Stored data:
[Start of section]
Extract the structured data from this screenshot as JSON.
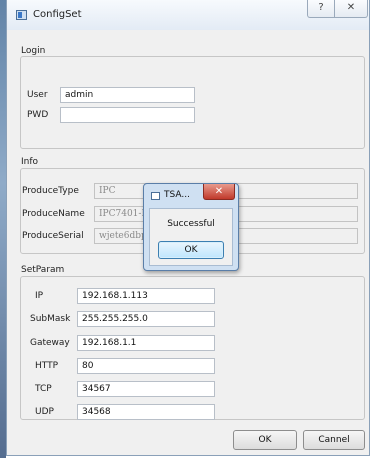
{
  "window": {
    "title": "ConfigSet",
    "help_glyph": "?",
    "close_glyph": "✕"
  },
  "login": {
    "title": "Login",
    "user_label": "User",
    "user_value": "admin",
    "pwd_label": "PWD",
    "pwd_value": ""
  },
  "info": {
    "title": "Info",
    "fields": [
      {
        "label": "ProduceType",
        "value": "IPC"
      },
      {
        "label": "ProduceName",
        "value": "IPC7401-F"
      },
      {
        "label": "ProduceSerial",
        "value": "wjete6dbp"
      }
    ]
  },
  "setparam": {
    "title": "SetParam",
    "fields": [
      {
        "label": "IP",
        "value": "192.168.1.113"
      },
      {
        "label": "SubMask",
        "value": "255.255.255.0"
      },
      {
        "label": "Gateway",
        "value": "192.168.1.1"
      },
      {
        "label": "HTTP",
        "value": "80"
      },
      {
        "label": "TCP",
        "value": "34567"
      },
      {
        "label": "UDP",
        "value": "34568"
      }
    ]
  },
  "buttons": {
    "ok": "OK",
    "cancel": "Cannel"
  },
  "dialog": {
    "title": "TSA...",
    "close_glyph": "✕",
    "message": "Successful",
    "ok": "OK"
  },
  "icons": {
    "app": "window-app-icon",
    "help": "question-mark-icon",
    "close": "close-x-icon"
  },
  "colors": {
    "dialog_close": "#c0392b",
    "dialog_frame": "#cfe0f2"
  }
}
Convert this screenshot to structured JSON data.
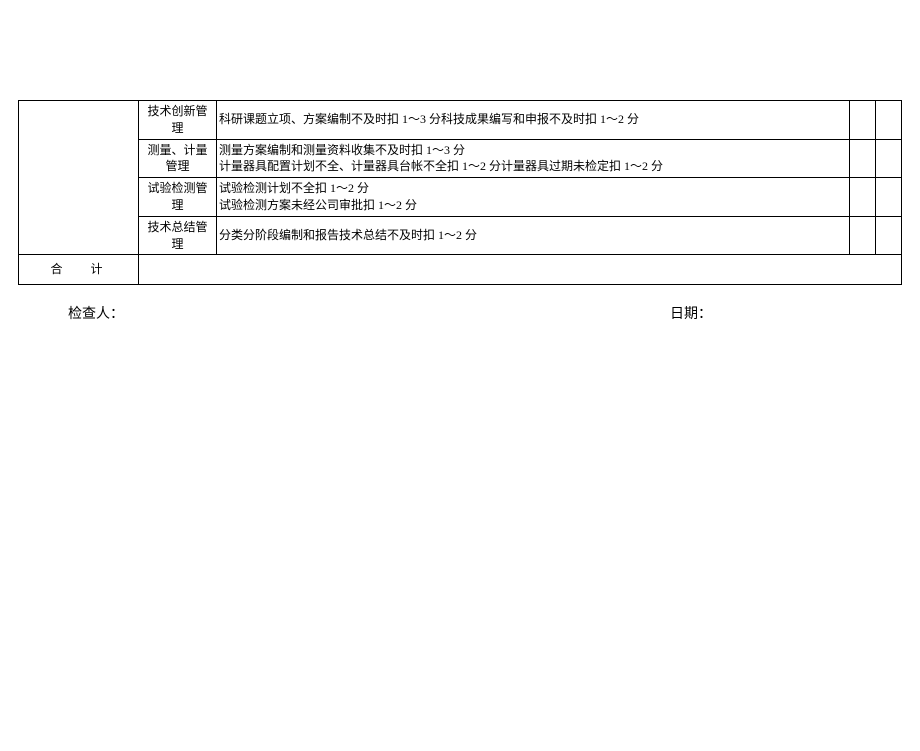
{
  "rows": [
    {
      "label": "技术创新管理",
      "desc": "科研课题立项、方案编制不及时扣 1～3 分科技成果编写和申报不及时扣 1～2 分"
    },
    {
      "label": "测量、计量管理",
      "desc": "测量方案编制和测量资料收集不及时扣 1～3 分\n计量器具配置计划不全、计量器具台帐不全扣 1～2 分计量器具过期未检定扣 1～2 分"
    },
    {
      "label": "试验检测管理",
      "desc": "试验检测计划不全扣 1～2 分\n试验检测方案未经公司审批扣 1～2 分"
    },
    {
      "label": "技术总结管理",
      "desc": "分类分阶段编制和报告技术总结不及时扣 1～2 分"
    }
  ],
  "footer": {
    "total_label": "合计",
    "inspector_label": "检查人：",
    "date_label": "日期："
  }
}
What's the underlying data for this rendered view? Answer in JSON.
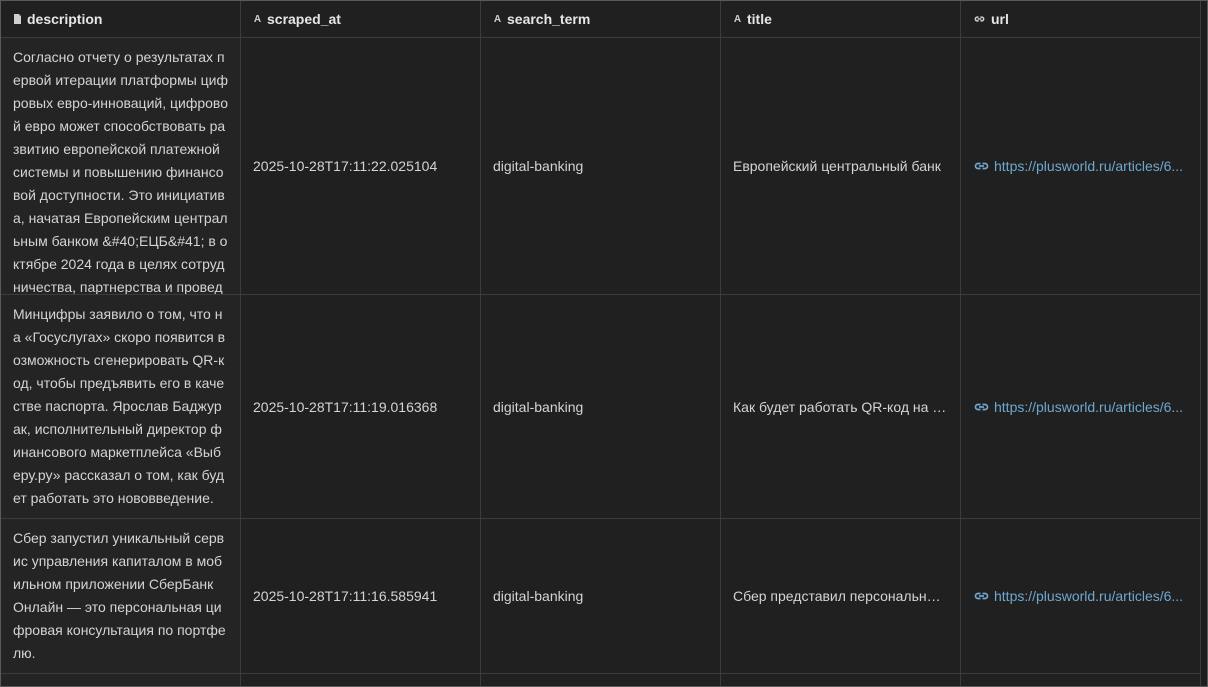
{
  "columns": [
    {
      "name": "description",
      "icon": "document-icon"
    },
    {
      "name": "scraped_at",
      "icon": "text-type-icon"
    },
    {
      "name": "search_term",
      "icon": "text-type-icon"
    },
    {
      "name": "title",
      "icon": "text-type-icon"
    },
    {
      "name": "url",
      "icon": "link-icon"
    }
  ],
  "rows": [
    {
      "description": "Согласно отчету о результатах первой итерации платформы цифровых евро-инноваций, цифровой евро может способствовать развитию европейской платежной системы и повышению финансовой доступности. Это инициатива, начатая Европейским центральным банком &#40;ЕЦБ&#41; в октябре 2024 года в целях сотрудничества, партнерства и провед",
      "scraped_at": "2025-10-28T17:11:22.025104",
      "search_term": "digital-banking",
      "title": "Европейский центральный банк",
      "url": "https://plusworld.ru/articles/6..."
    },
    {
      "description": "Минцифры заявило о том, что на «Госуслугах» скоро появится возможность сгенерировать QR-код, чтобы предъявить его в качестве паспорта. Ярослав Баджурак, исполнительный директор финансового маркетплейса «Выберу.ру» рассказал о том, как будет работать это нововведение.",
      "scraped_at": "2025-10-28T17:11:19.016368",
      "search_term": "digital-banking",
      "title": "Как будет работать QR-код на «Госуслугах»",
      "url": "https://plusworld.ru/articles/6..."
    },
    {
      "description": "Сбер запустил уникальный сервис управления капиталом в мобильном приложении СберБанк Онлайн — это персональная цифровая консультация по портфелю.",
      "scraped_at": "2025-10-28T17:11:16.585941",
      "search_term": "digital-banking",
      "title": "Сбер представил персональный сервис",
      "url": "https://plusworld.ru/articles/6..."
    }
  ]
}
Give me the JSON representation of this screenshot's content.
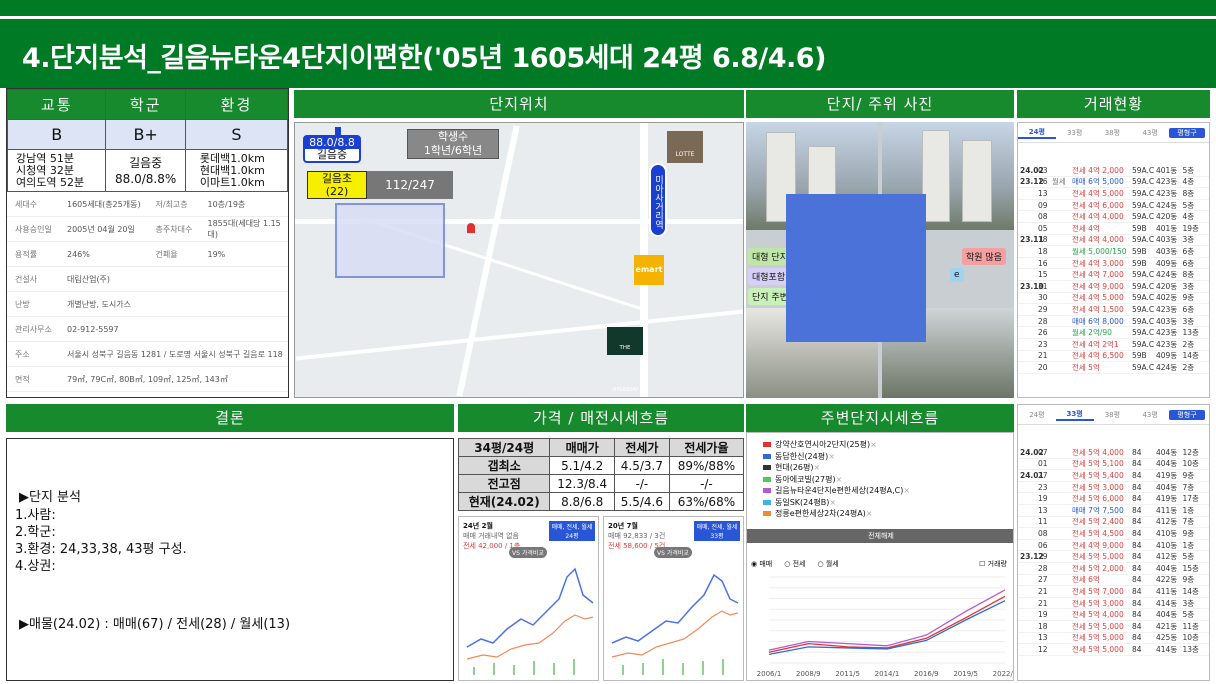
{
  "title": "4.단지분석_길음뉴타운4단지이편한('05년 1605세대 24평 6.8/4.6)",
  "grade": {
    "headers": [
      "교통",
      "학군",
      "환경"
    ],
    "grades": [
      "B",
      "B+",
      "S"
    ],
    "transport": [
      "강남역 51분",
      "시청역 32분",
      "여의도역 52분"
    ],
    "school": [
      "길음중",
      "88.0/8.8%"
    ],
    "environment": [
      "롯데백1.0km",
      "현대백1.0km",
      "이마트1.0km"
    ]
  },
  "complex_info": [
    {
      "k": "세대수",
      "v": "1605세대(총25개동)",
      "k2": "저/최고층",
      "v2": "10층/19층"
    },
    {
      "k": "사용승인일",
      "v": "2005년 04월 20일",
      "k2": "총주차대수",
      "v2": "1855대(세대당 1.15대)"
    },
    {
      "k": "용적률",
      "v": "246%",
      "k2": "건폐율",
      "v2": "19%"
    },
    {
      "k": "건설사",
      "v": "대림산업(주)",
      "k2": "",
      "v2": ""
    },
    {
      "k": "난방",
      "v": "개별난방, 도시가스",
      "k2": "",
      "v2": ""
    },
    {
      "k": "관리사무소",
      "v": "02-912-5597",
      "k2": "",
      "v2": ""
    },
    {
      "k": "주소",
      "v": "서울시 성북구 길음동 1281 / 도로명 서울시 성북구 길음로 118",
      "k2": "",
      "v2": ""
    },
    {
      "k": "면적",
      "v": "79㎡, 79C㎡, 80B㎡, 109㎡, 125㎡, 143㎡",
      "k2": "",
      "v2": ""
    }
  ],
  "sections": {
    "location": "단지위치",
    "photos": "단지/ 주위 사진",
    "trade": "거래현황",
    "conclusion": "결론",
    "price": "가격 / 매전시세흐름",
    "surround": "주변단지시세흐름"
  },
  "map": {
    "school_score": "88.0/8.8",
    "school_name": "길음중",
    "students_label": "학생수",
    "students": "1학년/6학년",
    "elem_name": "길음초",
    "elem_count": "(22)",
    "elem_ratio": "112/247",
    "station": "미아사거리역",
    "mart": "emart",
    "lotte": "LOTTE",
    "hyundai": "THE HYUNDAI"
  },
  "photo_labels": [
    "대형 단지",
    "대형포함",
    "단지 주변",
    "학원 많음",
    "e"
  ],
  "conclusion": {
    "heading": "▶단지 분석",
    "items": [
      "1.사람:",
      "2.학군:",
      "3.환경: 24,33,38, 43평 구성.",
      "4.상권:"
    ],
    "listing": "▶매물(24.02) : 매매(67) / 전세(28) / 월세(13)"
  },
  "price_table": {
    "headers": [
      "34평/24평",
      "매매가",
      "전세가",
      "전세가율"
    ],
    "rows": [
      [
        "갭최소",
        "5.1/4.2",
        "4.5/3.7",
        "89%/88%"
      ],
      [
        "전고점",
        "12.3/8.4",
        "-/-",
        "-/-"
      ],
      [
        "현재(24.02)",
        "8.8/6.8",
        "5.5/4.6",
        "63%/68%"
      ]
    ]
  },
  "mini1": {
    "head": "24년 2월",
    "sub": "매매 거래내역 없음",
    "price": "전세 42,000 / 1층",
    "btn": "매매, 전세, 월세",
    "btn2": "24평",
    "vs": "VS 가격비교"
  },
  "mini2": {
    "head": "20년 7월",
    "sub": "매매 92,833 / 3건",
    "price": "전세 58,600 / 5건",
    "btn": "매매, 전세, 월세",
    "btn2": "33평",
    "vs": "VS 가격비교"
  },
  "trade1": {
    "tabs": [
      "24평",
      "33평",
      "38평",
      "43평"
    ],
    "btn": "평형구",
    "rows": [
      [
        "24.02",
        "03",
        "",
        "전세 4억 2,000",
        "59A.C",
        "401동",
        "5층"
      ],
      [
        "23.12",
        "16",
        "월세",
        "매매 6억 5,000",
        "59A.C",
        "423동",
        "4층"
      ],
      [
        "",
        "13",
        "",
        "전세 4억 5,000",
        "59A.C",
        "423동",
        "8층"
      ],
      [
        "",
        "09",
        "",
        "전세 4억 6,000",
        "59A.C",
        "424동",
        "5층"
      ],
      [
        "",
        "08",
        "",
        "전세 4억 4,000",
        "59A.C",
        "420동",
        "4층"
      ],
      [
        "",
        "05",
        "",
        "전세 4억",
        "59B",
        "401동",
        "19층"
      ],
      [
        "23.11",
        "18",
        "",
        "전세 4억 4,000",
        "59A.C",
        "403동",
        "3층"
      ],
      [
        "",
        "18",
        "",
        "월세 5,000/150",
        "59B",
        "403동",
        "6층"
      ],
      [
        "",
        "16",
        "",
        "전세 4억 3,000",
        "59B",
        "409동",
        "6층"
      ],
      [
        "",
        "15",
        "",
        "전세 4억 7,000",
        "59A.C",
        "424동",
        "8층"
      ],
      [
        "23.10",
        "31",
        "",
        "전세 4억 9,000",
        "59A.C",
        "420동",
        "3층"
      ],
      [
        "",
        "30",
        "",
        "전세 4억 5,000",
        "59A.C",
        "402동",
        "9층"
      ],
      [
        "",
        "29",
        "",
        "전세 4억 1,500",
        "59A.C",
        "423동",
        "6층"
      ],
      [
        "",
        "28",
        "",
        "매매 6억 8,000",
        "59A.C",
        "403동",
        "3층"
      ],
      [
        "",
        "26",
        "",
        "월세 2억/90",
        "59A.C",
        "423동",
        "13층"
      ],
      [
        "",
        "23",
        "",
        "전세 4억 2억1",
        "59A.C",
        "423동",
        "2층"
      ],
      [
        "",
        "21",
        "",
        "전세 4억 6,500",
        "59B",
        "409동",
        "14층"
      ],
      [
        "",
        "20",
        "",
        "전세 5억",
        "59A.C",
        "424동",
        "2층"
      ]
    ]
  },
  "trade2": {
    "tabs": [
      "24평",
      "33평",
      "38평",
      "43평"
    ],
    "btn": "평형구",
    "rows": [
      [
        "24.02",
        "07",
        "",
        "전세 5억 4,000",
        "84",
        "404동",
        "12층"
      ],
      [
        "",
        "01",
        "",
        "전세 5억 5,100",
        "84",
        "404동",
        "10층"
      ],
      [
        "24.01",
        "27",
        "",
        "전세 5억 5,400",
        "84",
        "419동",
        "9층"
      ],
      [
        "",
        "23",
        "",
        "전세 5억 3,000",
        "84",
        "404동",
        "7층"
      ],
      [
        "",
        "19",
        "",
        "전세 5억 6,000",
        "84",
        "419동",
        "17층"
      ],
      [
        "",
        "13",
        "",
        "매매 7억 7,500",
        "84",
        "411동",
        "1층"
      ],
      [
        "",
        "11",
        "",
        "전세 5억 2,400",
        "84",
        "412동",
        "7층"
      ],
      [
        "",
        "08",
        "",
        "전세 5억 4,500",
        "84",
        "410동",
        "9층"
      ],
      [
        "",
        "06",
        "",
        "전세 4억 9,000",
        "84",
        "410동",
        "1층"
      ],
      [
        "23.12",
        "29",
        "",
        "전세 5억 5,000",
        "84",
        "412동",
        "5층"
      ],
      [
        "",
        "28",
        "",
        "전세 5억 2,000",
        "84",
        "404동",
        "15층"
      ],
      [
        "",
        "27",
        "",
        "전세 6억",
        "84",
        "422동",
        "9층"
      ],
      [
        "",
        "21",
        "",
        "전세 5억 7,000",
        "84",
        "411동",
        "14층"
      ],
      [
        "",
        "21",
        "",
        "전세 5억 3,000",
        "84",
        "414동",
        "3층"
      ],
      [
        "",
        "19",
        "",
        "전세 5억 4,000",
        "84",
        "404동",
        "5층"
      ],
      [
        "",
        "18",
        "",
        "전세 5억 5,000",
        "84",
        "421동",
        "11층"
      ],
      [
        "",
        "13",
        "",
        "전세 5억 5,000",
        "84",
        "425동",
        "10층"
      ],
      [
        "",
        "12",
        "",
        "전세 5억 5,000",
        "84",
        "414동",
        "13층"
      ]
    ]
  },
  "surround": {
    "legend": [
      "강약산호연시아2단지(25평)",
      "동답한신(24평)",
      "현대(26평)",
      "동아에코빌(27평)",
      "길음뉴타운4단지e편한세상(24평A,C)",
      "동일SK(24평B)",
      "정릉e편한세상2차(24평A)"
    ],
    "legend_colors": [
      "#e0332f",
      "#2f6bd8",
      "#333333",
      "#53c85a",
      "#b45ad0",
      "#3fb3e3",
      "#f08a2a"
    ],
    "btn": "전체해제",
    "radios": [
      "매매",
      "전세",
      "월세"
    ],
    "volume": "거래량",
    "xticks": [
      "2006/1",
      "2008/9",
      "2011/5",
      "2014/1",
      "2016/9",
      "2019/5",
      "2022/1"
    ]
  },
  "chart_data": {
    "type": "line",
    "x": [
      "2006/1",
      "2008/9",
      "2011/5",
      "2014/1",
      "2016/9",
      "2019/5",
      "2022/1"
    ],
    "series": [
      {
        "name": "길음뉴타운4단지e편한세상(24평A,C)",
        "values": [
          3.2,
          4.0,
          3.8,
          3.6,
          4.6,
          6.8,
          8.8
        ]
      },
      {
        "name": "강약산호연시아2단지(25평)",
        "values": [
          3.0,
          3.8,
          3.5,
          3.4,
          4.3,
          6.2,
          8.2
        ]
      },
      {
        "name": "동답한신(24평)",
        "values": [
          2.8,
          3.5,
          3.4,
          3.3,
          4.1,
          6.0,
          7.8
        ]
      }
    ]
  }
}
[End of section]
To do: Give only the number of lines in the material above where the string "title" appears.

Task response: 10